Restaurant Customer Tossed Out for Angry Tweet

Illustration for article titled Restaurant Customer Tossed Out for Angry Tweet

The war of phone wielder against chef rages on: despite today's pro-phone victory in Washington, Texan comrades have been hit with a setback. Allison Matsu was having a drink. She didn't like her bartender. She tweeted about it. BOOM: booted.


HoustonPress reports Matsu's infringing tweet called her bartender a "twerp," and labeled him with a #jackoff hashtag. I wasn't aware twerp was insulting to anyone outside of Bugs Bunny cartoons, but I can see taking offense to the whole jackoff thing. Especially in hashtag form! That multiplies any burn. The establishment's Twitter operator spotted Matsu's peeved message, and within minutes was on the horn with the bar—and out she went.

How'd she take it? Not well:

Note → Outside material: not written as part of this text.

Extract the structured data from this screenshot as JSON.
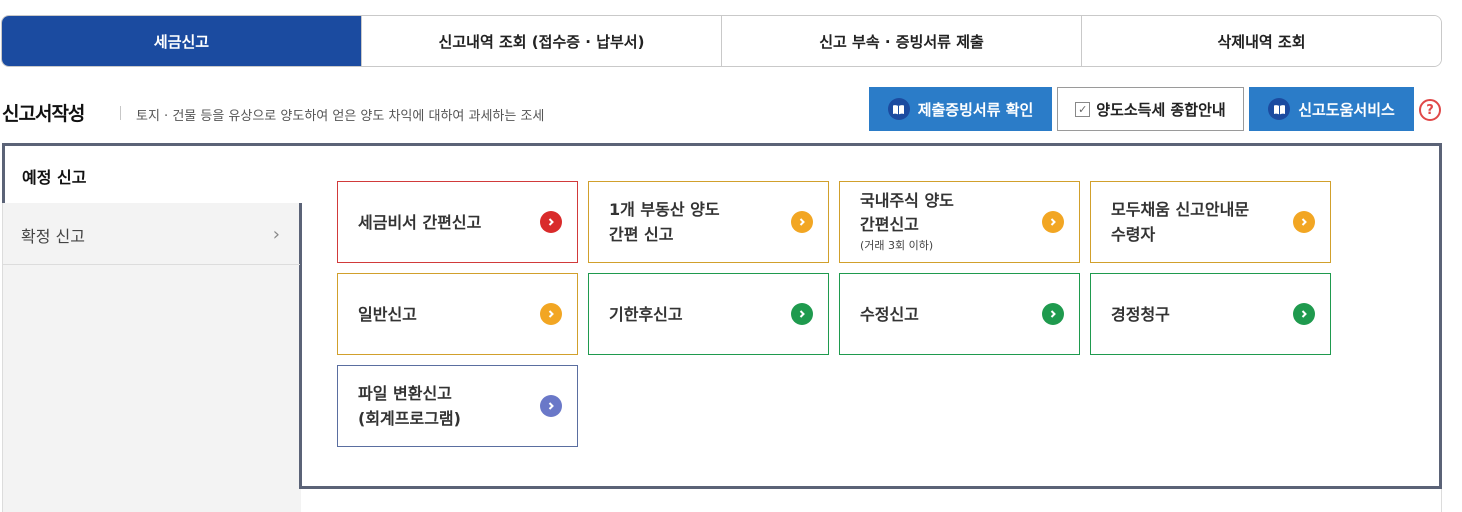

Left @DownHouseHTX in tears after GM called up & asked the bartender to hand me the phone. He proceeded to curse a me & ask me to leave. Wow

Some interesting questions raised here. Calling your bartender a jackoff to his face would result in an understandable Get the hell out. But what if you mentioned it quietly to someone next to you? That happens all the time—and as a private conversation, it's none of the bartender's business.

But Twitter—Twitter is different. It straddles a bizarre line between private and public. Presumably, Matsu wanted to share with her friends that she was being served by a jackoff. But she knew it'd be accessible by anyone—including the restaurant's owner. Can you equate online rudeness with being an IRL asshole? I hope not, because I say terrible, terrible things online. Terrible things that would likely leave me banished from every watering hole short of an actual watering hole. And even then, I'm sure those places monitor their Twitter feeds by now. [HoustonPress via Village Voice]


You can keep up with Sam Biddle, the author of this post, on Twitter, Facebook, or Google+.


Photo: Simone van den Berg/Shutterstock



"The establishment's Twitter operator"

I find this more interesting than the rest of the story. This business has someone who tracks it's Twitter account closely enough to catch a tweet like this and take action? Maybe this is common and I'm just out of the loop, but I was surprised to learn this.